His first miss came three games in, during FSU’s 63-20 blowout loss at Louisville. That one didn’t really wind up mattering, but two weeks later, Aguayo went 0-3 in a last-second 37-35 home loss to North Carolina. In mid-October, the ’Noles pulled out a sloppy 17-6 win over Wake Forest; Aguayo’s miss in that contest could have provided some breathing room. By the Boston College game in November, fellow freshman Logan Tyler was handling some of the field goal duties, and Tyler even took over extra point responsibilities when Aguayo went 1-3 on FGs against Florida.
And of course, Aguayo’s final effort of the season came when he skulled an extra point that was blocked by Michigan with 36 seconds left in the Orange Bowl. That ball was returned by the Wolverines for a safety, and instead of being up 34-30, the ’Noles had to hold on for a 33-32 victory.

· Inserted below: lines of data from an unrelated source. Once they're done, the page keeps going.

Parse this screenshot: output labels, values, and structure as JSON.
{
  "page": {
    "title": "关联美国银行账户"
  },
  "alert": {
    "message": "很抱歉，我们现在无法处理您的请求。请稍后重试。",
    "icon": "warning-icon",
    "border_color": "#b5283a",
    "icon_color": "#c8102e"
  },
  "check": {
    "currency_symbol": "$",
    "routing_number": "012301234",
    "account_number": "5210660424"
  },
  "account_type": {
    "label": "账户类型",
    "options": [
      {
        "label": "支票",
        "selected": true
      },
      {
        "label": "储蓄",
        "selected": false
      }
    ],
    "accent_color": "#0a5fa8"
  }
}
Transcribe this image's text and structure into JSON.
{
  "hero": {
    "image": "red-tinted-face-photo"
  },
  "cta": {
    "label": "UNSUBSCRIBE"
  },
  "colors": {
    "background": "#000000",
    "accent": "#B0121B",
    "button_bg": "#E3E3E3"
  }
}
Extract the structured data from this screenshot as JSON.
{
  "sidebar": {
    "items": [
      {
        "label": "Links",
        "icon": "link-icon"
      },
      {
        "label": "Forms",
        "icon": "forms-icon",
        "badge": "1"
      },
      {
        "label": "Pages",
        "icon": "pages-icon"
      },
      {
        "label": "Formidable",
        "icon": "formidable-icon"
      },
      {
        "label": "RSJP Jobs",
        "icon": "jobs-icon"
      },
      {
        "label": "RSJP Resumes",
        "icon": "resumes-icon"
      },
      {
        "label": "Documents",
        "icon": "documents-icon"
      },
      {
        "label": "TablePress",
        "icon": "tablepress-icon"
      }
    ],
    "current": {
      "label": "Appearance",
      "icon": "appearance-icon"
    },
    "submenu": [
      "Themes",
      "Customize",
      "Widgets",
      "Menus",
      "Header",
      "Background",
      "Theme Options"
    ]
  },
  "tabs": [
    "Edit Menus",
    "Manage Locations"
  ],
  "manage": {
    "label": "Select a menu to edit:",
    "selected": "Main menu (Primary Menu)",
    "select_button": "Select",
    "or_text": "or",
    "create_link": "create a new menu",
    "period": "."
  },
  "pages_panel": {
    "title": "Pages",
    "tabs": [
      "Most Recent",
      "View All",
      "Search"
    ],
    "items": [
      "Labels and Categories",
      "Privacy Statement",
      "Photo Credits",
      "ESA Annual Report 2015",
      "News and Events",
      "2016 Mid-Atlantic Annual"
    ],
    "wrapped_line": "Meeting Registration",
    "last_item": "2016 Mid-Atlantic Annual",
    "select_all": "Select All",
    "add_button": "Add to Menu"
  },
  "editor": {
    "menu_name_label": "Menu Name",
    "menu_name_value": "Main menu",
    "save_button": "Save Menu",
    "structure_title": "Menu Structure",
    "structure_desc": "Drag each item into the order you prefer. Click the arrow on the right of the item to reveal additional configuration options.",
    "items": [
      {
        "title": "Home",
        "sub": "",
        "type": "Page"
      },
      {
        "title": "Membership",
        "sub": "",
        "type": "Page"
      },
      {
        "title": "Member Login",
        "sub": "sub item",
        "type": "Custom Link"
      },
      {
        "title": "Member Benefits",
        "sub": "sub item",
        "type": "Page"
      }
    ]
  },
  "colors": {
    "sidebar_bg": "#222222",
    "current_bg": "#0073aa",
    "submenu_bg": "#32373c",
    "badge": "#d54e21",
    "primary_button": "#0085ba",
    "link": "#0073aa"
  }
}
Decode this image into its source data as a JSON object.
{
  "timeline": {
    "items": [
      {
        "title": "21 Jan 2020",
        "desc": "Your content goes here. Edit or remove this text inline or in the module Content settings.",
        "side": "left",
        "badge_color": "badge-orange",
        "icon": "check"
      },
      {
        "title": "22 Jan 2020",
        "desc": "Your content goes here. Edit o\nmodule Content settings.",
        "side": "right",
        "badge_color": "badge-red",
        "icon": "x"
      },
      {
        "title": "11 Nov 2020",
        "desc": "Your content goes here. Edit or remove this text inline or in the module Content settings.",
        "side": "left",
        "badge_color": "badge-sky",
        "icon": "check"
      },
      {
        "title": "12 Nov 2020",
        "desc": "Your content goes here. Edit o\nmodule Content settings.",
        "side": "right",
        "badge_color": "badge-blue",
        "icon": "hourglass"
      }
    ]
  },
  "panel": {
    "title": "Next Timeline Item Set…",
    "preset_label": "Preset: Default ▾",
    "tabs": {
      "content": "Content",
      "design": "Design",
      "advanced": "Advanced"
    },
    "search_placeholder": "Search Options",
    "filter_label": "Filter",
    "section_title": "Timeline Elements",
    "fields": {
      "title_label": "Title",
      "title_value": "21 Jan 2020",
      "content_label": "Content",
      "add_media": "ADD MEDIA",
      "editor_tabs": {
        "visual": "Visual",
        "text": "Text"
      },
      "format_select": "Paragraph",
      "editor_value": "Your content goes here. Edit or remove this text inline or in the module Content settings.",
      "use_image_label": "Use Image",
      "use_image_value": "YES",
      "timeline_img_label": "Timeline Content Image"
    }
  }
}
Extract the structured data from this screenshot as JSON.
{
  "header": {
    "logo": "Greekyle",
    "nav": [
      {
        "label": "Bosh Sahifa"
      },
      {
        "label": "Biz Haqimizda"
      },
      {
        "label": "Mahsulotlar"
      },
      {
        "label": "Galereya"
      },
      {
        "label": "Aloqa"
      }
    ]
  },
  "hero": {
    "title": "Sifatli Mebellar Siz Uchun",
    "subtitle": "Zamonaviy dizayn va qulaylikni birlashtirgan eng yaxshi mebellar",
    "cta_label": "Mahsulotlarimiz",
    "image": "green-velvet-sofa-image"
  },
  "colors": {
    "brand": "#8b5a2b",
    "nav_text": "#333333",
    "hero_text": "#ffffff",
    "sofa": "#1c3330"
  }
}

So, given his season’s trajectory, it may seem ludicrous to ask if Aguayo is a top-five kicker in Florida State history. Yet that’s just what the numbers may suggest. Although Aguayo’s missed extra point was a big one, it remains his lone fail on a PAT, good enough for a success rate of .98077. That’s better than every single FSU kicker ever— except Aguayo’s big brother, Roberto, who never missed a point after attempt.
The younger Aguayo also connected on 73.1% of field goals in 2016, which is fifth highest in school history, behind just the elder Aguayo (88.5%), Sebastian Janikowski (79.5%), Dustin Hopkins (78.6%), and Gary Cismesia (78.3%). Some may maintain that these numbers are skewed, due to Tyler coming in to try longer attempts late in the season. But that happened just twice, on a pair of 50+ yards (Tyler made one).
It’s important to note that those included in the FSU record books have a minimum of 100 extra point tries and a floor of 50 field goal attempts. Aguayo, of course, has not yet met these marks, but will do so in 2017 if he kicks as many PATs and FGs as he did in 2016.
Which makes the question moving forward very clear: will he continue to get those attempts? And if so, will Aguayo’s performance dip, rebound— or stay about the same? That is, who’s the real Ricky Aguayo? The record-breaker who helped spur the comeback effort against the Rebels? Or the guy who hit that extra point in the forehead? Or, is he somewhere in between— consistently inconsistent?